Interface dataset entries:
· · · · · · ·
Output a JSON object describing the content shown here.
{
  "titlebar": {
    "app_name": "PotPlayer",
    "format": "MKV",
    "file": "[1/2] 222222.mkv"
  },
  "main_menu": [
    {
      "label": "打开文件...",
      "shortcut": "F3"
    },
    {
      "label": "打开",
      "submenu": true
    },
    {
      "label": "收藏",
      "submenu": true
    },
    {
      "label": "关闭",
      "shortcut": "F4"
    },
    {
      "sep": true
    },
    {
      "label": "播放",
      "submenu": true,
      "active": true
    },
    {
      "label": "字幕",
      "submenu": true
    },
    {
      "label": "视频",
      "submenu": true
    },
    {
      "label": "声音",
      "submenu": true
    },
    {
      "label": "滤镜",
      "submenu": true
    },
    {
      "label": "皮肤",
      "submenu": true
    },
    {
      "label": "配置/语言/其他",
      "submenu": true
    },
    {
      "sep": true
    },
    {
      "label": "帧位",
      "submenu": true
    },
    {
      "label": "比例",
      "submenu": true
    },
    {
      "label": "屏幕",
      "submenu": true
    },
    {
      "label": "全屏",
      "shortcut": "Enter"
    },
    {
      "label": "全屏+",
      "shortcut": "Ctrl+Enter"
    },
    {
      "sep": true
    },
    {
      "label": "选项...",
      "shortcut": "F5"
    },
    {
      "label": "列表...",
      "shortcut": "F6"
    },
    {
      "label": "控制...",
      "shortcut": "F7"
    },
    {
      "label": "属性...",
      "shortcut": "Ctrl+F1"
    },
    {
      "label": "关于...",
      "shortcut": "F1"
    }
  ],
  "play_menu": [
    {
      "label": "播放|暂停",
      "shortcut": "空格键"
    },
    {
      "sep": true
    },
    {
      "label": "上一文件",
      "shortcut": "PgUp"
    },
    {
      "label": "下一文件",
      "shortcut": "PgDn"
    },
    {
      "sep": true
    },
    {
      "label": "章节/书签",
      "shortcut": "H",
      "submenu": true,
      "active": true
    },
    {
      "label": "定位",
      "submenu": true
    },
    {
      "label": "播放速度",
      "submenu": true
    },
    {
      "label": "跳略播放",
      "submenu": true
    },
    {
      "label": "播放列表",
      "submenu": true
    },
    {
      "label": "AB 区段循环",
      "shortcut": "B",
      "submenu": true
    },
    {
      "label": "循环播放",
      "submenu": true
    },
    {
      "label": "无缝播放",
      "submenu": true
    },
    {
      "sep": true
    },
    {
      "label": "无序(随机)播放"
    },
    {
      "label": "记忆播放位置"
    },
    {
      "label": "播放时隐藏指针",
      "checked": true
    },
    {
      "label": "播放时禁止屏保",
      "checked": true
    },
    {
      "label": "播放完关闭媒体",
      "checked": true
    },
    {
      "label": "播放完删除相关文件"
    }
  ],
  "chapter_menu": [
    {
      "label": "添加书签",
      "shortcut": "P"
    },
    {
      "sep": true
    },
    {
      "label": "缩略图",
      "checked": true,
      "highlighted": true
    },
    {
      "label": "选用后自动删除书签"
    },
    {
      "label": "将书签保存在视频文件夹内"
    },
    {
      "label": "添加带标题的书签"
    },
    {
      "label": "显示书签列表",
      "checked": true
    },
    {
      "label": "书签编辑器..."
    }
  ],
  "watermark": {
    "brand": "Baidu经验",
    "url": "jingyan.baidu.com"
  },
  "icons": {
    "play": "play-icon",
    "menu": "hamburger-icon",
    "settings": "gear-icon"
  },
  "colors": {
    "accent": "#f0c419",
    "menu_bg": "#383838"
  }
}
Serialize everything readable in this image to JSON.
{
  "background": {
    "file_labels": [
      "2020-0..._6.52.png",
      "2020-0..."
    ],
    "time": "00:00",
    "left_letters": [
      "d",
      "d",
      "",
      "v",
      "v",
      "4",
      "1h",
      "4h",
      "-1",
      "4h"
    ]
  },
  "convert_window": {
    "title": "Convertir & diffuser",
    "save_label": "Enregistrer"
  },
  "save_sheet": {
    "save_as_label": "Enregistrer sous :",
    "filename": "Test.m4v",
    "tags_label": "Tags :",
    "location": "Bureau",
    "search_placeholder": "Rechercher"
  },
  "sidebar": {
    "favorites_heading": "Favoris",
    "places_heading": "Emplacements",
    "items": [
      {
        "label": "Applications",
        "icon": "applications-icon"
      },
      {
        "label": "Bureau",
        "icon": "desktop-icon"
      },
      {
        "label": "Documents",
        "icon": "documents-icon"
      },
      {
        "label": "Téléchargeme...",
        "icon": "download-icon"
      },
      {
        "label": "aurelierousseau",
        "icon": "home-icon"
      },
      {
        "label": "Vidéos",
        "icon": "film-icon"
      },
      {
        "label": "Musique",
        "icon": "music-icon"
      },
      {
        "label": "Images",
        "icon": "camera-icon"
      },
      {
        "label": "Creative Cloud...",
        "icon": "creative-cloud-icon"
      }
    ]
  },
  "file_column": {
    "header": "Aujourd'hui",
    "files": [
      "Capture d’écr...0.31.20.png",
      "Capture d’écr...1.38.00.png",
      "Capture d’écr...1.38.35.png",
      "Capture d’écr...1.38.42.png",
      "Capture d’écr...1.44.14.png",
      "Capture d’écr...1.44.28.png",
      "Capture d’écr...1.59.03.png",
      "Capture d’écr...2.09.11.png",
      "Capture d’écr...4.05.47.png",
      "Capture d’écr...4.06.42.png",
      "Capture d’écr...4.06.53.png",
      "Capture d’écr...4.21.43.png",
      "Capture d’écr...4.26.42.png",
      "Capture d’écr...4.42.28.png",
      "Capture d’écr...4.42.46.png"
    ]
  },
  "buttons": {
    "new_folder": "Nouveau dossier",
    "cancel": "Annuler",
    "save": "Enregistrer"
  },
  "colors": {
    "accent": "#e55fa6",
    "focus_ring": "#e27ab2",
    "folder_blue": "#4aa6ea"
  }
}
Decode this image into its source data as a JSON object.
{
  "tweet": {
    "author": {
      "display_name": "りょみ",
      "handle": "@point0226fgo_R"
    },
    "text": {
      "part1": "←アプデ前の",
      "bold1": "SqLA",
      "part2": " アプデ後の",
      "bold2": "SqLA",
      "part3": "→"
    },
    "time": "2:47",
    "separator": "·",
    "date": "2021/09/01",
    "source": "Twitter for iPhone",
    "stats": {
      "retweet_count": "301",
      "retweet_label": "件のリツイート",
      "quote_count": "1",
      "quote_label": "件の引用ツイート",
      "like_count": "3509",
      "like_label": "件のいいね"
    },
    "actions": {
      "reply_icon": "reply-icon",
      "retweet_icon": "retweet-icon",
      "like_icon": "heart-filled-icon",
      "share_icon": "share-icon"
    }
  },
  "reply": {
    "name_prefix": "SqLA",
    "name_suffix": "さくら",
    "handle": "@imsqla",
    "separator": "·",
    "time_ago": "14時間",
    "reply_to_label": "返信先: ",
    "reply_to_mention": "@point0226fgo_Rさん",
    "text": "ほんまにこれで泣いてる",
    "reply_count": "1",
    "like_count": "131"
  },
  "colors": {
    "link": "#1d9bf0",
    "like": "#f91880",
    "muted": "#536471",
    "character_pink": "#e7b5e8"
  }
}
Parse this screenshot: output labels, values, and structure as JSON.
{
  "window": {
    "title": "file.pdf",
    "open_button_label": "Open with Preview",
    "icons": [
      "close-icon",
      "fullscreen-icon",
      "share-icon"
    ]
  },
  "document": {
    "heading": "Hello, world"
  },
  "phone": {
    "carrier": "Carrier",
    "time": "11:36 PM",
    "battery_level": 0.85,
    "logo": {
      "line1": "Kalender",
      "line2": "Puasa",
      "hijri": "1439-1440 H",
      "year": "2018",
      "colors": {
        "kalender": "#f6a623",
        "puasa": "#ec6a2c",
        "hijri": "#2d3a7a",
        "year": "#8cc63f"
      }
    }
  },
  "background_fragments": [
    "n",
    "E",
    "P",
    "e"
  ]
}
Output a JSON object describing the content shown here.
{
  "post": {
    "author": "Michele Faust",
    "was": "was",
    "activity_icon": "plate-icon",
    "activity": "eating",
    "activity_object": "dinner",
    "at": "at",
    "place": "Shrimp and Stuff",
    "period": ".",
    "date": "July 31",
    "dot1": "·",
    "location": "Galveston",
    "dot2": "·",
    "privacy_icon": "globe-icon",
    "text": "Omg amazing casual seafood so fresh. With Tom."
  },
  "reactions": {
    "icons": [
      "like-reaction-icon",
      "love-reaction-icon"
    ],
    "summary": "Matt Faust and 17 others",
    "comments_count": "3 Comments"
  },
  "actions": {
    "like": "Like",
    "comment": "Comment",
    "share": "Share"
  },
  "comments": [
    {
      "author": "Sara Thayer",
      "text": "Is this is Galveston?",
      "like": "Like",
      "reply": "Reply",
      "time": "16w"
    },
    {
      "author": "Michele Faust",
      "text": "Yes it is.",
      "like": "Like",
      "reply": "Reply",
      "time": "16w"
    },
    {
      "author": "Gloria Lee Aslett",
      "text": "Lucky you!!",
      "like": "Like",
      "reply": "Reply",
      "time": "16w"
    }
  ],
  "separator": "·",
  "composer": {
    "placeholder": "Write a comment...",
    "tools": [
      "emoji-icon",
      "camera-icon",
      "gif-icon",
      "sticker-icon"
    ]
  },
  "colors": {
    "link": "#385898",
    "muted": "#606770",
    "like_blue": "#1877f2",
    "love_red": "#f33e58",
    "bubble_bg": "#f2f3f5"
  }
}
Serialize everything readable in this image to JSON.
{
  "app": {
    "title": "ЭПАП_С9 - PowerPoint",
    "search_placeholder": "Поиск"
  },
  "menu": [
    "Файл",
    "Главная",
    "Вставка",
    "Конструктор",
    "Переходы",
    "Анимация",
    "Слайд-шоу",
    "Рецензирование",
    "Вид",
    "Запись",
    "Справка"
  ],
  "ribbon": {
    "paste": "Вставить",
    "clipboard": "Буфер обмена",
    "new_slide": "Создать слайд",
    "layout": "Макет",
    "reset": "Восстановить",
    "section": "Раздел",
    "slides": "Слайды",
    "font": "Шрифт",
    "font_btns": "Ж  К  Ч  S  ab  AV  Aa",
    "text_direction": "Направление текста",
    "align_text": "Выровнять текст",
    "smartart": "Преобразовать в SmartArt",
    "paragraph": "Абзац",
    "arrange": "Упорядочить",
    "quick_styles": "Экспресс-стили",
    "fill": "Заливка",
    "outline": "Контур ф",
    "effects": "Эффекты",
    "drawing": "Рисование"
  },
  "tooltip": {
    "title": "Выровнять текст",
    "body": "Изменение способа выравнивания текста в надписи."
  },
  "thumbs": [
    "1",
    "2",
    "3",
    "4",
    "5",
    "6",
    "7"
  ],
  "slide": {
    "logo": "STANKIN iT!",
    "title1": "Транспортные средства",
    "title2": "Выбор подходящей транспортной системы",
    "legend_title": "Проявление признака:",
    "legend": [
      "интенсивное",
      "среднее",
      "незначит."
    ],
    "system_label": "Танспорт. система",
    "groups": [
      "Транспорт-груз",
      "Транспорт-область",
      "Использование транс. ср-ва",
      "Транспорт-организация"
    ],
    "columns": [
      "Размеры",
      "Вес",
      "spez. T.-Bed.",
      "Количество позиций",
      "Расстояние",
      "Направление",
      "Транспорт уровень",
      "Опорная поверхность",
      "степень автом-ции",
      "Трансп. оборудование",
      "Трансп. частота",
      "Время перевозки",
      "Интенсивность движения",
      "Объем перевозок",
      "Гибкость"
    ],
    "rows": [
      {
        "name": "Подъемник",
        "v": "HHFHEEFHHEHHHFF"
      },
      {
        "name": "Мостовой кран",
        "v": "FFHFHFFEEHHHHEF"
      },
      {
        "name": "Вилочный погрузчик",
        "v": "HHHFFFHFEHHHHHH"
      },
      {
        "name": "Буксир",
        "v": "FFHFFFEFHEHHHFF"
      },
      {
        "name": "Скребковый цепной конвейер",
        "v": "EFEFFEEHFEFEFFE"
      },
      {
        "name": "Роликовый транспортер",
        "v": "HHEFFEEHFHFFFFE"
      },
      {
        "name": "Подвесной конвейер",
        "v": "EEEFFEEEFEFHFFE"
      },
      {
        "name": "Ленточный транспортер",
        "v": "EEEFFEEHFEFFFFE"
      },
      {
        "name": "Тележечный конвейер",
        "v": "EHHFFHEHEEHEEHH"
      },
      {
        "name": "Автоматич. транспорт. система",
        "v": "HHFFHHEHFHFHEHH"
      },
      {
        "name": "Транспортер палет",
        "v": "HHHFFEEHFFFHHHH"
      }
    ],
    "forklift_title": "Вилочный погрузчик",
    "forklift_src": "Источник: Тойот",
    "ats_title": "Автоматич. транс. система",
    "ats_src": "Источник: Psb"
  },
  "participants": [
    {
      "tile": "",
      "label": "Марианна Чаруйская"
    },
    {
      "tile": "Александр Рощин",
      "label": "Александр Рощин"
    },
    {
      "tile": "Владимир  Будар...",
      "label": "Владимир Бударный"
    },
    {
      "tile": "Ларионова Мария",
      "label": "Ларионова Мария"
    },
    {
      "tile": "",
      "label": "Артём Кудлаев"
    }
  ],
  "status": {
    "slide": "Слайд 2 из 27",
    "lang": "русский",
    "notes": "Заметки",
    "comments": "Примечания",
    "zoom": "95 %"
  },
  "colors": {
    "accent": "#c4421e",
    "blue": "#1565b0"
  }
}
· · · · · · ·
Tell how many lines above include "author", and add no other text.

5